This suggests considerable opportunity for employers to invest more heavily in this area, not least because they are consistently strong advocates for the importance of building these skills. Developments in technology mean that a growing number of companies have been able to make training available on-demand for employees to hone their skills, and this is worth consideration.

Other good practice in this area includes giving regular feedback and coaching for individuals to hone their skills, building the essential skills into performance review and development conversations, and modelling good practice explicitly.

Finding 4: Parental engagement plays a big part

Individuals who reported that their parents or carers were very engaged with their education performed significantly better in respect to their essential skills score against their peers whose parents or carers were less engaged. Only 37% of young people with the lowest level of parental engagement in their education reported a skill score equal or above average while this is 21 percentage points higher for those with very engaged parents or carers (58% reported a skill score equal or above average).

For educators, the role of parental engagement in broader academic development is well recognised. It is also worth engaging parents more around essential skills – something that we are increasingly seeing in schools who are in the Skills Builder Partnership.

We have also seen some employers work with their employees who are parents to boost their understanding and confidence in building their children’s essential skills too.

Finding 5: There is a wage premium for essential skills

This new report demonstrated that there is a wage premium for essential skills of around £3,400 for individuals moving up from the 1st percentile of skills score to the median value (equivalent to a 15% increase). This relationship is particularly strong at lower levels of the skill spectrum.

This wage premium is strongly enhanced where individuals are also confident in applying their essential skills in a range of situations. In this case the increase in skills score from the 1st percentile up to the median is associated with a £10,200 increase in annual income.

These results prove robust to range of checks, and add further weight to the return to building essential skills. They suggest that a purely economic consideration of investing more heavily in building essential skills is likely to be justified by the subsequent wage premium, even if the underlying causal relationship were lower than the correlation relationship identified in this study, which incorporates skills gains during work as well as prior to work.

A call to action from Skills Builder Partnership

This has been a very challenging year for many of us, and many original plans have had to be reviewed and revised in the light of ever-changing circumstances. What has become clear, though, is that the mission of the Partnership is more important than ever. It is clear that for young people, facing huge disruptions to how they learnt and to their wider lives has meant drawing more on skills like Aiming High and Staying Positive. There has also been a loss of traditional opportunities to build essential skills through work experience, internships or business engagement. Out in the job market, the sharp downturn in the economy has made it much harder to find and secure work. Individuals have had to hone their essential skills simply to be able to navigate the world of work, let alone to gain and thrive in a role.

There is now a great urgency in forming a collective force to drive change.
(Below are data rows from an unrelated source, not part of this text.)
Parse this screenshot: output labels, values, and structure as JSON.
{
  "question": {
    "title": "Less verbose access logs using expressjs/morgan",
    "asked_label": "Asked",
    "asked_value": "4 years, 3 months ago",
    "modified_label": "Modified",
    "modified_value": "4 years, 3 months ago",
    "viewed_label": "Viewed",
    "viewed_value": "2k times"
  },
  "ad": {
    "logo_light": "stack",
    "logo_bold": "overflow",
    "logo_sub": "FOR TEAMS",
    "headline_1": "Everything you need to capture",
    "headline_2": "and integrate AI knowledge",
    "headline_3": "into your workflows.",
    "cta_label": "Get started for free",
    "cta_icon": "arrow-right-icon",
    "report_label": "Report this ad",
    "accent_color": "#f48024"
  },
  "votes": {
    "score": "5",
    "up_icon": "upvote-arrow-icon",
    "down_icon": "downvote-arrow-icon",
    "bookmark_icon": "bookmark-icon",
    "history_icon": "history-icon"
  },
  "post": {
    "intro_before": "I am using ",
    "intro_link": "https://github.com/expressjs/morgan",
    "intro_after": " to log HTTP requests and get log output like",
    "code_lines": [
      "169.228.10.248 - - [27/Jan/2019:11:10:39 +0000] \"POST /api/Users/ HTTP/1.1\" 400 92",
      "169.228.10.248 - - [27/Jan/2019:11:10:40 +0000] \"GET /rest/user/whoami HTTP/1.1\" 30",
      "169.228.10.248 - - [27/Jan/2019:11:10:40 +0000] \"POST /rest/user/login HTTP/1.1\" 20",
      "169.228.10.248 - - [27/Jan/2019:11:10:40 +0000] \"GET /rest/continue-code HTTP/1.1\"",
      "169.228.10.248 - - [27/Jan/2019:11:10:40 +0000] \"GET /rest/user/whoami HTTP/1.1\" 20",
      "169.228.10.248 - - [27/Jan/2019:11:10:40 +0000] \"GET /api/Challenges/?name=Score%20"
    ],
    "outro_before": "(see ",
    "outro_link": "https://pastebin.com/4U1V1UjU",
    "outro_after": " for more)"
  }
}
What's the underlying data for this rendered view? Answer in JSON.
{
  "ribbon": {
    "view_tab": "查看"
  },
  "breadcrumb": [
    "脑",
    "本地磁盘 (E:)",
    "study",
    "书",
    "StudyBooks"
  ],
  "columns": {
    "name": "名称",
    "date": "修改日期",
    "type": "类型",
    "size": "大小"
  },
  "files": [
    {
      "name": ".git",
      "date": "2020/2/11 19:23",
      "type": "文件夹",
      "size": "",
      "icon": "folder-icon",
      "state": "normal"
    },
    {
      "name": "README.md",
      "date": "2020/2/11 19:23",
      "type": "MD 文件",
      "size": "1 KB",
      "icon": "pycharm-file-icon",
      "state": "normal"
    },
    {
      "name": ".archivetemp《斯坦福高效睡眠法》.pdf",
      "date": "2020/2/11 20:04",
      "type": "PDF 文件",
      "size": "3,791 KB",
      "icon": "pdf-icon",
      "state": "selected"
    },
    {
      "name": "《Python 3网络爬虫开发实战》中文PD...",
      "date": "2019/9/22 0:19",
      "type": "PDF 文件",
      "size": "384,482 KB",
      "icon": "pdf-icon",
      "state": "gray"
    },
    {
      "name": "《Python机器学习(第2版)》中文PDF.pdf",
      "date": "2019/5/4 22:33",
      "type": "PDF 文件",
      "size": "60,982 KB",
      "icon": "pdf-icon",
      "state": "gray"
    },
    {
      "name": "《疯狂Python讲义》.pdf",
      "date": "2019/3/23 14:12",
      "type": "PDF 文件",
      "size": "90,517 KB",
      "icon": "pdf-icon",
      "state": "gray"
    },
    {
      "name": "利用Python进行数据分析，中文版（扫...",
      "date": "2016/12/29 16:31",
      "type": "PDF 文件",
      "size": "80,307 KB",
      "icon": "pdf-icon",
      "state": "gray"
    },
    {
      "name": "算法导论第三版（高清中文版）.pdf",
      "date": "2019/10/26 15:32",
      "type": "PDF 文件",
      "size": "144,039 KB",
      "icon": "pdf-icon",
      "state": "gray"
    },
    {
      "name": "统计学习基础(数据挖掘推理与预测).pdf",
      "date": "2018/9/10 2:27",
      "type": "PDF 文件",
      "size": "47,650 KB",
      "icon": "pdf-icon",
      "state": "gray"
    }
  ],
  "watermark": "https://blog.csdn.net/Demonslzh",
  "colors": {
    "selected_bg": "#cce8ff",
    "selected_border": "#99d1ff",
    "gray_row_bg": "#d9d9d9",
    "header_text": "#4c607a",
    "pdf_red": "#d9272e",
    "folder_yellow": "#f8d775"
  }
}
Skills Builder Partnership is proud to bring together more than 800 partners to jointly better prepare individuals with the skills they need to navigate through the world where uncertainty is a dominant feature.

The result of this new study only puts greater emphasis on why we should work together throughout education and to employment to ensure that everyone can build the essential skills to succeed.
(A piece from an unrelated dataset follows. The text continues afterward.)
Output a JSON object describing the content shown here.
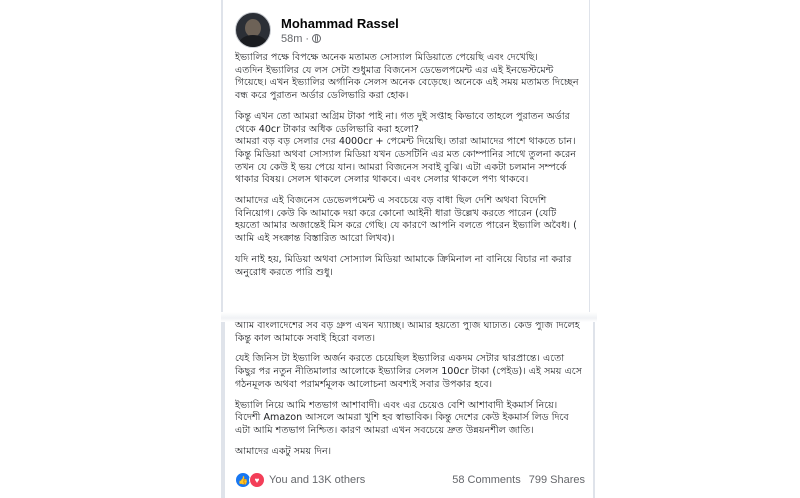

Elnaz Kashefpakdel, Head of Research and Impact & Tom Ravenscroft, Founder & CEO – Skills Builder Partnership 

Related Articles
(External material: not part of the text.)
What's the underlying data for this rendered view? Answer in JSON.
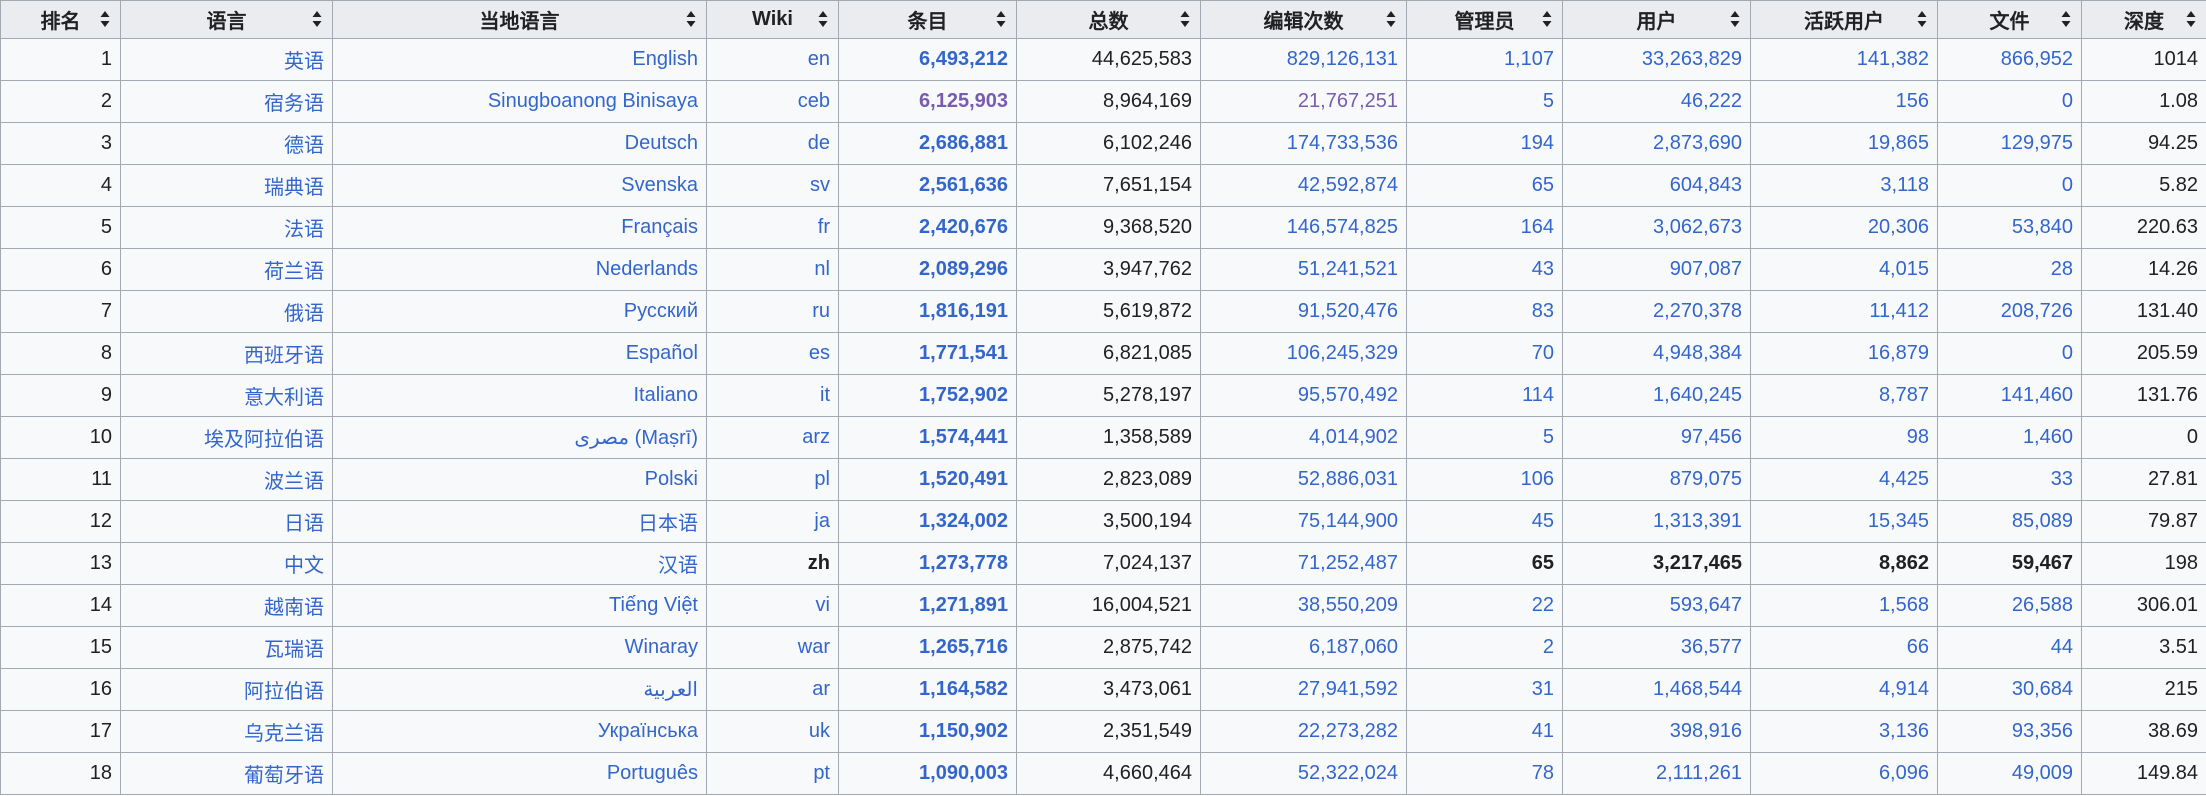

Promises, Possibilities & Political Futures…

Tristan Arnison discusses the main UK parties’ education policies for the upcoming election. While specifics vary, common themes emerge around curriculum reform, skills training, and…